View a timelapse sequence that captures the re-articulation
of the Mastodon in South Hall.
SOUTH HALL — Come visit the Cohoes Mastodon in its new location and learn about its history, discover the secrets of its life and death, and find out what happened to all the mastodons.
Its relocation to the South Hall Lobby reduces the effects of climate on the bones and allows the Museum to preserve and display this mastodon for years to come.
How and why this young male mastodon died is unknown. It is known from skeletal evidence that it had been in poor health and may have died a natural death, although some research on the skeleton hints that it may have been killed by native American hunters.
In life, the Cohoes Mastodon stood about eight and one-half feet high at the shoulder, was about fifteen feet long, and weighed between 8,000 and 10,000 pounds.
The Cohoes Mastodon stayed in the collections until 1998 when it was placed in the 1st Floor lobby of the Cultural Education Center. Because of its location in the lobby, the mastodon and mount were subject to large fluctuations in temperature and humidity, which are not ideal conditions for preserving bones. The current location of the Cohoes Mastodon reduces the effects of temperature and humidity on the bones and will enable the New York State Museum to preserve and display the mastodon for years to come.
Some “secrets” about the Cohoes Mastodon have been known since its discovery in 1866, when it was identified as
a male. More recent findings include:
- The “detached” ends of its legs and other bones indicate that it was a juvenile or immature male. Born with a tooth missing from its lower right jaw, the Cohoes Mastodon had difficulty chewing, which affected its growth.
- Growth lines visible in its tooth or on thin sections from one of its tusks document the mastodon’s growth history. Similar to tree rings, widely spaced lines indicate periods of good growth and health; closely spaced lines indicate periods of poor growth, due to ill health or environmental stresses. Research on its teeth reveals that the Cohoes Mastodon’s growth was particularly poor during the winter of the last few years of its life.
- In 1996, protein from a small piece of bone cut from the Cohoes Mastodon’s left femur shows that the mastodon died 11,070 years ago, give or take 60 years.
A major difference between mastodons and mammoths was the shape, structure, and function of their molar teeth. Mastodon molar teeth had pointed cusps used to cut and crush the coarse, often woody, plants on which they fed. In fact, the name mastodon is derived from Greek words describing the shape of its teeth≠ómastos, meaning breast, and odous, meaning tooth. In contrast, mammoths and elephants had molar teeth that were flattened on top, suitable for grazing on grasses. The different diets of mastodons and mammoths suggest that they behaved differently.
Is this a dinosaur?

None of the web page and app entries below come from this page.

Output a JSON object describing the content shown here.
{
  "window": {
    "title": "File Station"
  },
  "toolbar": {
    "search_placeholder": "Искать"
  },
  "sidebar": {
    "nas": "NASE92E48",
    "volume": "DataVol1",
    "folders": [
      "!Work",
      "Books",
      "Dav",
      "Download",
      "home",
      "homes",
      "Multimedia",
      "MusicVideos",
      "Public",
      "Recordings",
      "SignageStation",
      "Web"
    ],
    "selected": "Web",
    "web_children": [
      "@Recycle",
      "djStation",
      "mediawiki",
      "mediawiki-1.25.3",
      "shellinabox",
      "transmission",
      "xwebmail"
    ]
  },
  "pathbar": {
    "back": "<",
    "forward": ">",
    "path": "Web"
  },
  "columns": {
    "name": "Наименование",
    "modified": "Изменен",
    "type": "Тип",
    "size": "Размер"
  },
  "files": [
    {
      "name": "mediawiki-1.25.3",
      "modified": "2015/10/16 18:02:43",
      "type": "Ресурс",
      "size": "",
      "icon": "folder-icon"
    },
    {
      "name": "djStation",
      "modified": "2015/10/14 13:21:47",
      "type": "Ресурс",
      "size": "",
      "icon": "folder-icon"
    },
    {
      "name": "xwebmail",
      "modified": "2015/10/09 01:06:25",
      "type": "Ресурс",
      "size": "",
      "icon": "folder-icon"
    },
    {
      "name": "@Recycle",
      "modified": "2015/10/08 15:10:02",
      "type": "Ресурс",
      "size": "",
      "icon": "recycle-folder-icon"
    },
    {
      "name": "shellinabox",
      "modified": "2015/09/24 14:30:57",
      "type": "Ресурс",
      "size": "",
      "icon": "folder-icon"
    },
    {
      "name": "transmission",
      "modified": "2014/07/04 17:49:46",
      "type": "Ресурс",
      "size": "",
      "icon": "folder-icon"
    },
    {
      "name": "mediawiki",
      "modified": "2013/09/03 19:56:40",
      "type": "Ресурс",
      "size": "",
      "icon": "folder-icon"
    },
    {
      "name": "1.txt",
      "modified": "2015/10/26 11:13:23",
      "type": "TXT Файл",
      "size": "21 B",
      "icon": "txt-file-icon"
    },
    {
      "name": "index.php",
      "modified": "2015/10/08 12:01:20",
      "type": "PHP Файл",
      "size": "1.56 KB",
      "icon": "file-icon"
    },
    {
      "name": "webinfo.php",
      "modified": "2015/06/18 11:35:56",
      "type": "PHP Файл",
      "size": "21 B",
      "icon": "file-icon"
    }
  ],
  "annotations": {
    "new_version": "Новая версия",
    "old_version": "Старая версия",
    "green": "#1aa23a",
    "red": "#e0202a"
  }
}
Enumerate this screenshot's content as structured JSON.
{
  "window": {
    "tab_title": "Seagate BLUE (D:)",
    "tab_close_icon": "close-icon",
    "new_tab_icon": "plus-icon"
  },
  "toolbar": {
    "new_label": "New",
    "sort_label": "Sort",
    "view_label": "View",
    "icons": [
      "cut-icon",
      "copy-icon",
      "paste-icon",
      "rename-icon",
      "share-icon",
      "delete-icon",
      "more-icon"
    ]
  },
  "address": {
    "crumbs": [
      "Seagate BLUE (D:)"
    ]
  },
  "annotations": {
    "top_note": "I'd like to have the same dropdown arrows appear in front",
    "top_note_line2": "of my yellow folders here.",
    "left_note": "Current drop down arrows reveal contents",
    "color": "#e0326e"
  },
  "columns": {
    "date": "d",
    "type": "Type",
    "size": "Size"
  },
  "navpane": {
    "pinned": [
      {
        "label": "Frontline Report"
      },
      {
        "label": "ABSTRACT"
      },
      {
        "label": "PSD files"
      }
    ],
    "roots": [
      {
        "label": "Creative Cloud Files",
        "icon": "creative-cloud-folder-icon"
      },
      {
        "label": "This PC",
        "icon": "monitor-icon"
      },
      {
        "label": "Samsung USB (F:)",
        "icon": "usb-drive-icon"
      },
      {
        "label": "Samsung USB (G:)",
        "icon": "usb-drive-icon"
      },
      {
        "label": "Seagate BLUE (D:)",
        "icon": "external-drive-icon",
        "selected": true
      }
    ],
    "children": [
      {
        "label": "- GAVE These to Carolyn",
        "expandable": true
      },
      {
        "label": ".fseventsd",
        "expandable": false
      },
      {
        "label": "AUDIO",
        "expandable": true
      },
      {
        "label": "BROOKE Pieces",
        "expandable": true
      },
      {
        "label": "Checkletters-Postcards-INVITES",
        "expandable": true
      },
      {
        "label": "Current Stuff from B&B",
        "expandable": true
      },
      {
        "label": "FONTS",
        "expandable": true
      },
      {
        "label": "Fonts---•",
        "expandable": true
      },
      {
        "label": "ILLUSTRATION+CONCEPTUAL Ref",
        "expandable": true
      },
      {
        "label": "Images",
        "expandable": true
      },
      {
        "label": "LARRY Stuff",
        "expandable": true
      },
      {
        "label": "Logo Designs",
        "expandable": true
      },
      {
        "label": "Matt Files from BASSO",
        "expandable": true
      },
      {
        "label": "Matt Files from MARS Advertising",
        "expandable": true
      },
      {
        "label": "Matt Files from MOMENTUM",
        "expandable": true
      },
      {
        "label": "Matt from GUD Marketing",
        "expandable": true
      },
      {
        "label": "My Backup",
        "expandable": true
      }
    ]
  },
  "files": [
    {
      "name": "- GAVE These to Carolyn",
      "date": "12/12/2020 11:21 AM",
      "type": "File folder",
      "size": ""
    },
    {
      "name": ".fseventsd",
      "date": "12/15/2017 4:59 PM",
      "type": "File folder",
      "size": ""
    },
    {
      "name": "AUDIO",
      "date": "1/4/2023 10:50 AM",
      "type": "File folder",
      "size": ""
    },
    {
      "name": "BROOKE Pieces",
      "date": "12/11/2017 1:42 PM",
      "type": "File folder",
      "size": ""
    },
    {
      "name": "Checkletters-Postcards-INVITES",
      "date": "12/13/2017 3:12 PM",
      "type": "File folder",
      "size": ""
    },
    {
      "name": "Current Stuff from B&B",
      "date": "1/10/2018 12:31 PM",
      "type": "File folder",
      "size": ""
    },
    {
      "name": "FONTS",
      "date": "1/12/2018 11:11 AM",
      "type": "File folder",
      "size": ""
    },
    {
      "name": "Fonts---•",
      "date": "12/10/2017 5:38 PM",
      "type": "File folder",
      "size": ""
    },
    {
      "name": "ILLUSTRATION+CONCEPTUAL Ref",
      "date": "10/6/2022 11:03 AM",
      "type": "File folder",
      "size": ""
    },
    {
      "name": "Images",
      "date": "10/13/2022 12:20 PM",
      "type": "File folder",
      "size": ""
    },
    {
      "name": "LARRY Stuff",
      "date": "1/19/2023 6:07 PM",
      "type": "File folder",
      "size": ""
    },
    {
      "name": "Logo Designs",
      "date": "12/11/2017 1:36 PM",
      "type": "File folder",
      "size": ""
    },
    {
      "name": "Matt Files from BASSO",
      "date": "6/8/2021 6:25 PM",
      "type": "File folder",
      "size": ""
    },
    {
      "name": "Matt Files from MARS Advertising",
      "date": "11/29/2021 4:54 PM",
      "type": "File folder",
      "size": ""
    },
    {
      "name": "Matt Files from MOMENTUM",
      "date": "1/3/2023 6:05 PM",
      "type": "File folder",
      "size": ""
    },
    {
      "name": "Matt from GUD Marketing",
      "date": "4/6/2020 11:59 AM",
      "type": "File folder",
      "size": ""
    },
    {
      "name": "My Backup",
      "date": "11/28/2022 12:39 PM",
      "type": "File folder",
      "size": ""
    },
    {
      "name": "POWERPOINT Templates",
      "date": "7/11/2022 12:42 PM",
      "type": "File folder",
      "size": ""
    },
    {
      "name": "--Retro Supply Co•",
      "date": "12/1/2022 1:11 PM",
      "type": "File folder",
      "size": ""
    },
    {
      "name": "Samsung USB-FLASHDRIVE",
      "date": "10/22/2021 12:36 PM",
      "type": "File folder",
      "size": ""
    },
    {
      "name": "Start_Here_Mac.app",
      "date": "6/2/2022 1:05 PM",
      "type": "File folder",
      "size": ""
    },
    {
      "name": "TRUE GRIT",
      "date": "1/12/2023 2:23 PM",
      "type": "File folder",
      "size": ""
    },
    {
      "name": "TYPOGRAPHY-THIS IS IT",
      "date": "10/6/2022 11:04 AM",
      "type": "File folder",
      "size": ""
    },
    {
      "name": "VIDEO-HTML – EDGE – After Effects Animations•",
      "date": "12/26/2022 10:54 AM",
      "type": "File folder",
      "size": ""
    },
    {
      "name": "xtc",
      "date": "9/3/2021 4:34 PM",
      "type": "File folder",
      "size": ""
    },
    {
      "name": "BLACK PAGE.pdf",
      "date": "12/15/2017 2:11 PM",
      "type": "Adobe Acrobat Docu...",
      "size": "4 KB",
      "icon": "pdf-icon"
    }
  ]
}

No. Although large and extinct, mastodons were not dinosaurs. Mastodons were mammals; dinosaurs were reptiles. Dinosaurs became extinct 65 million years ago. Mastodons, like mammoths, ground sloths, and giant beavers, were large mammals that lived in New York and became extinct only about 10,000 years ago.
Why are the bones different colors?
While the New York State Museum does have a significant portion of the Cohoes Mastodonís skeleton, it does not have every bone. Bones that were missing from the skeleton were replicated from similar-sized mastodons in a lightweight urethane plastic and painted dark brown. The original bones are all light brown in color.
Where have other mastodon fossils been found?
Mastodons have been found in North America as far north as Alaska and as far south as Mexico. The largest concentration of mastodon fossil sites occurs in the Great Lakes region of the United States, including New York. Mastodon fossils have been found throughout New York. One site especially rich in mastodon fossils is the Hiscock Site in Genesee County, New York. So far, more than twenty mastodon individuals have been recovered from this one site.
What if I find a mastodon bone?
Fossil bones provide a unique opportunity to study the biology of ancient and often extinct animals. Without having the bones available for research, any information that could be discovered is lost. If you find a fossil bone, it is best to leave it where it is and contact the New York State Museumís Curator of Vertebrate Paleontology.